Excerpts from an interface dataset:
------------------------------------------------------------------------

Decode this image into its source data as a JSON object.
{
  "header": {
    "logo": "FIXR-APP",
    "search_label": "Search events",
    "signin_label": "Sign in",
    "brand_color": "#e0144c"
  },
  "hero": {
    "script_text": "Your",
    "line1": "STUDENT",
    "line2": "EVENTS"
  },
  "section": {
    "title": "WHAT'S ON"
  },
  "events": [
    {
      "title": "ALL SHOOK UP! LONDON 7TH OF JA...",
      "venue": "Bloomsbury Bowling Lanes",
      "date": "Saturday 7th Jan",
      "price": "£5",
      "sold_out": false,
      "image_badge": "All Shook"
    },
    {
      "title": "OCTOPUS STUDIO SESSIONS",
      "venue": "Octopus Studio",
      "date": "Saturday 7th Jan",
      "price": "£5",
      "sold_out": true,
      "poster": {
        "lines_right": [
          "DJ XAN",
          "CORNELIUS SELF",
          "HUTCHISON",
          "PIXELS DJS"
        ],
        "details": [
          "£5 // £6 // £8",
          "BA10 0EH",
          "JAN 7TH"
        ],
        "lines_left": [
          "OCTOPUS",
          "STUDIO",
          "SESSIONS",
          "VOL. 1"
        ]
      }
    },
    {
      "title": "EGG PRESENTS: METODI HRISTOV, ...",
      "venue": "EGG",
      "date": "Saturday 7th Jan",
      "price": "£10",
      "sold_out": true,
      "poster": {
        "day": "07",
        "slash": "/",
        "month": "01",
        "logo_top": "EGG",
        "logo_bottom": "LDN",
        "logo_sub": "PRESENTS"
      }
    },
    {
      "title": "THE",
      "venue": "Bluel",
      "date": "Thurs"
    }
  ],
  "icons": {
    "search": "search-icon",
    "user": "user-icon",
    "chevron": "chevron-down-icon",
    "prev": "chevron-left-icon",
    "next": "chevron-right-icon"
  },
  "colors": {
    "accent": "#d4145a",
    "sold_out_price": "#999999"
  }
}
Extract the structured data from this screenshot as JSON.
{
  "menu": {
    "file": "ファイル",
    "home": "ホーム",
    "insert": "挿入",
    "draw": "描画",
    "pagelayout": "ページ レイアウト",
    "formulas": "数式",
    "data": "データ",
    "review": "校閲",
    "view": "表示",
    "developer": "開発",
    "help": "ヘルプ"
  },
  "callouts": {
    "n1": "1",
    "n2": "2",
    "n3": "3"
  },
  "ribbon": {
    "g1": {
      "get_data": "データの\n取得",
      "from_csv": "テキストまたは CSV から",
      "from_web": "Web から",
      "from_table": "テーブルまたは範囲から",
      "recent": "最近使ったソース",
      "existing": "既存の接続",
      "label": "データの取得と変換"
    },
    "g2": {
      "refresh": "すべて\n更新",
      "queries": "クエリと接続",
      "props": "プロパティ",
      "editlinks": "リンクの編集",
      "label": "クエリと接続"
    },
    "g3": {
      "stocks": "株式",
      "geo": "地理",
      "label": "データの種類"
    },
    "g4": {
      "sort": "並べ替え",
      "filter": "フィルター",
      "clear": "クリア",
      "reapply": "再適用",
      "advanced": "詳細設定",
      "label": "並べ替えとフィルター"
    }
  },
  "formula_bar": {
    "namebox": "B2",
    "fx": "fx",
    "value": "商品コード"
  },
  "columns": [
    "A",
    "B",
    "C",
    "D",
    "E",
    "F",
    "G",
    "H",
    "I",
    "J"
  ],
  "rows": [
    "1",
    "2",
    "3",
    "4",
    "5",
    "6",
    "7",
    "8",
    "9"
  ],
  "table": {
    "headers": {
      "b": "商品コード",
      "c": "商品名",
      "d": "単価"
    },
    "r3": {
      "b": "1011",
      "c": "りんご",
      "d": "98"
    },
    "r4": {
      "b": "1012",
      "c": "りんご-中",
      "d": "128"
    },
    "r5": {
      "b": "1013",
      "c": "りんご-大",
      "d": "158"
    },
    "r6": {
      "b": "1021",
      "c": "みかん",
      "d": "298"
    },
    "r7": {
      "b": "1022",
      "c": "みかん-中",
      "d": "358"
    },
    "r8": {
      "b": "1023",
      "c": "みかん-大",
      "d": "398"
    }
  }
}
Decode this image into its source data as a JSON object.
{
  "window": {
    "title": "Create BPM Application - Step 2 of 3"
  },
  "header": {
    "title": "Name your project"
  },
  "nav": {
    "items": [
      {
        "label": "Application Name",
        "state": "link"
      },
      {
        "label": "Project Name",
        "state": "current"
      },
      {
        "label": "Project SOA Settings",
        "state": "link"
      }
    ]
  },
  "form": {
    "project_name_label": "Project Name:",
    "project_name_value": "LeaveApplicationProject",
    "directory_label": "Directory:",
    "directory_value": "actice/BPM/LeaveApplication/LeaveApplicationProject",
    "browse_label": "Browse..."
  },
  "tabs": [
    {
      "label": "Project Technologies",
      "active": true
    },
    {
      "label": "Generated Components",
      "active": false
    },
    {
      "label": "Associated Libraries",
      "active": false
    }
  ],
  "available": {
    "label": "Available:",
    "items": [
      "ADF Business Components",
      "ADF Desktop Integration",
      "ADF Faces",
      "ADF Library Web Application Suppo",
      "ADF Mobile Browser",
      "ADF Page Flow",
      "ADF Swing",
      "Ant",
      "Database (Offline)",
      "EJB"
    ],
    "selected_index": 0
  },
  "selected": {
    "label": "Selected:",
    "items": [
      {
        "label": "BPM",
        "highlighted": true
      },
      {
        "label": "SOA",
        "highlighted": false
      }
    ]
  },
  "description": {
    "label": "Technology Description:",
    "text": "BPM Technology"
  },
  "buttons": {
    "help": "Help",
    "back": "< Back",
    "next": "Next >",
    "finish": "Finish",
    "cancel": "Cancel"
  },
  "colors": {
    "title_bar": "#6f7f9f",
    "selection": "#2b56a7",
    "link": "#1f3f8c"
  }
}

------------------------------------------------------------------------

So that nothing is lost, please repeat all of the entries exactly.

- _Result for this task_
Decode this image into its source data as a JSON object.
{
  "header": {
    "logo": "FIXR-APP",
    "search_label": "Search events",
    "signin_label": "Sign in",
    "brand_color": "#e0144c"
  },
  "hero": {
    "script_text": "Your",
    "line1": "STUDENT",
    "line2": "EVENTS"
  },
  "section": {
    "title": "WHAT'S ON"
  },
  "events": [
    {
      "title": "ALL SHOOK UP! LONDON 7TH OF JA...",
      "venue": "Bloomsbury Bowling Lanes",
      "date": "Saturday 7th Jan",
      "price": "£5",
      "sold_out": false,
      "image_badge": "All Shook"
    },
    {
      "title": "OCTOPUS STUDIO SESSIONS",
      "venue": "Octopus Studio",
      "date": "Saturday 7th Jan",
      "price": "£5",
      "sold_out": true,
      "poster": {
        "lines_right": [
          "DJ XAN",
          "CORNELIUS SELF",
          "HUTCHISON",
          "PIXELS DJS"
        ],
        "details": [
          "£5 // £6 // £8",
          "BA10 0EH",
          "JAN 7TH"
        ],
        "lines_left": [
          "OCTOPUS",
          "STUDIO",
          "SESSIONS",
          "VOL. 1"
        ]
      }
    },
    {
      "title": "EGG PRESENTS: METODI HRISTOV, ...",
      "venue": "EGG",
      "date": "Saturday 7th Jan",
      "price": "£10",
      "sold_out": true,
      "poster": {
        "day": "07",
        "slash": "/",
        "month": "01",
        "logo_top": "EGG",
        "logo_bottom": "LDN",
        "logo_sub": "PRESENTS"
      }
    },
    {
      "title": "THE",
      "venue": "Bluel",
      "date": "Thurs"
    }
  ],
  "icons": {
    "search": "search-icon",
    "user": "user-icon",
    "chevron": "chevron-down-icon",
    "prev": "chevron-left-icon",
    "next": "chevron-right-icon"
  },
  "colors": {
    "accent": "#d4145a",
    "sold_out_price": "#999999"
  }
}
Extract the structured data from this screenshot as JSON.
{
  "menu": {
    "file": "ファイル",
    "home": "ホーム",
    "insert": "挿入",
    "draw": "描画",
    "pagelayout": "ページ レイアウト",
    "formulas": "数式",
    "data": "データ",
    "review": "校閲",
    "view": "表示",
    "developer": "開発",
    "help": "ヘルプ"
  },
  "callouts": {
    "n1": "1",
    "n2": "2",
    "n3": "3"
  },
  "ribbon": {
    "g1": {
      "get_data": "データの\n取得",
      "from_csv": "テキストまたは CSV から",
      "from_web": "Web から",
      "from_table": "テーブルまたは範囲から",
      "recent": "最近使ったソース",
      "existing": "既存の接続",
      "label": "データの取得と変換"
    },
    "g2": {
      "refresh": "すべて\n更新",
      "queries": "クエリと接続",
      "props": "プロパティ",
      "editlinks": "リンクの編集",
      "label": "クエリと接続"
    },
    "g3": {
      "stocks": "株式",
      "geo": "地理",
      "label": "データの種類"
    },
    "g4": {
      "sort": "並べ替え",
      "filter": "フィルター",
      "clear": "クリア",
      "reapply": "再適用",
      "advanced": "詳細設定",
      "label": "並べ替えとフィルター"
    }
  },
  "formula_bar": {
    "namebox": "B2",
    "fx": "fx",
    "value": "商品コード"
  },
  "columns": [
    "A",
    "B",
    "C",
    "D",
    "E",
    "F",
    "G",
    "H",
    "I",
    "J"
  ],
  "rows": [
    "1",
    "2",
    "3",
    "4",
    "5",
    "6",
    "7",
    "8",
    "9"
  ],
  "table": {
    "headers": {
      "b": "商品コード",
      "c": "商品名",
      "d": "単価"
    },
    "r3": {
      "b": "1011",
      "c": "りんご",
      "d": "98"
    },
    "r4": {
      "b": "1012",
      "c": "りんご-中",
      "d": "128"
    },
    "r5": {
      "b": "1013",
      "c": "りんご-大",
      "d": "158"
    },
    "r6": {
      "b": "1021",
      "c": "みかん",
      "d": "298"
    },
    "r7": {
      "b": "1022",
      "c": "みかん-中",
      "d": "358"
    },
    "r8": {
      "b": "1023",
      "c": "みかん-大",
      "d": "398"
    }
  }
}
Decode this image into its source data as a JSON object.
{
  "window": {
    "title": "Create BPM Application - Step 2 of 3"
  },
  "header": {
    "title": "Name your project"
  },
  "nav": {
    "items": [
      {
        "label": "Application Name",
        "state": "link"
      },
      {
        "label": "Project Name",
        "state": "current"
      },
      {
        "label": "Project SOA Settings",
        "state": "link"
      }
    ]
  },
  "form": {
    "project_name_label": "Project Name:",
    "project_name_value": "LeaveApplicationProject",
    "directory_label": "Directory:",
    "directory_value": "actice/BPM/LeaveApplication/LeaveApplicationProject",
    "browse_label": "Browse..."
  },
  "tabs": [
    {
      "label": "Project Technologies",
      "active": true
    },
    {
      "label": "Generated Components",
      "active": false
    },
    {
      "label": "Associated Libraries",
      "active": false
    }
  ],
  "available": {
    "label": "Available:",
    "items": [
      "ADF Business Components",
      "ADF Desktop Integration",
      "ADF Faces",
      "ADF Library Web Application Suppo",
      "ADF Mobile Browser",
      "ADF Page Flow",
      "ADF Swing",
      "Ant",
      "Database (Offline)",
      "EJB"
    ],
    "selected_index": 0
  },
  "selected": {
    "label": "Selected:",
    "items": [
      {
        "label": "BPM",
        "highlighted": true
      },
      {
        "label": "SOA",
        "highlighted": false
      }
    ]
  },
  "description": {
    "label": "Technology Description:",
    "text": "BPM Technology"
  },
  "buttons": {
    "help": "Help",
    "back": "< Back",
    "next": "Next >",
    "finish": "Finish",
    "cancel": "Cancel"
  },
  "colors": {
    "title_bar": "#6f7f9f",
    "selection": "#2b56a7",
    "link": "#1f3f8c"
  }
}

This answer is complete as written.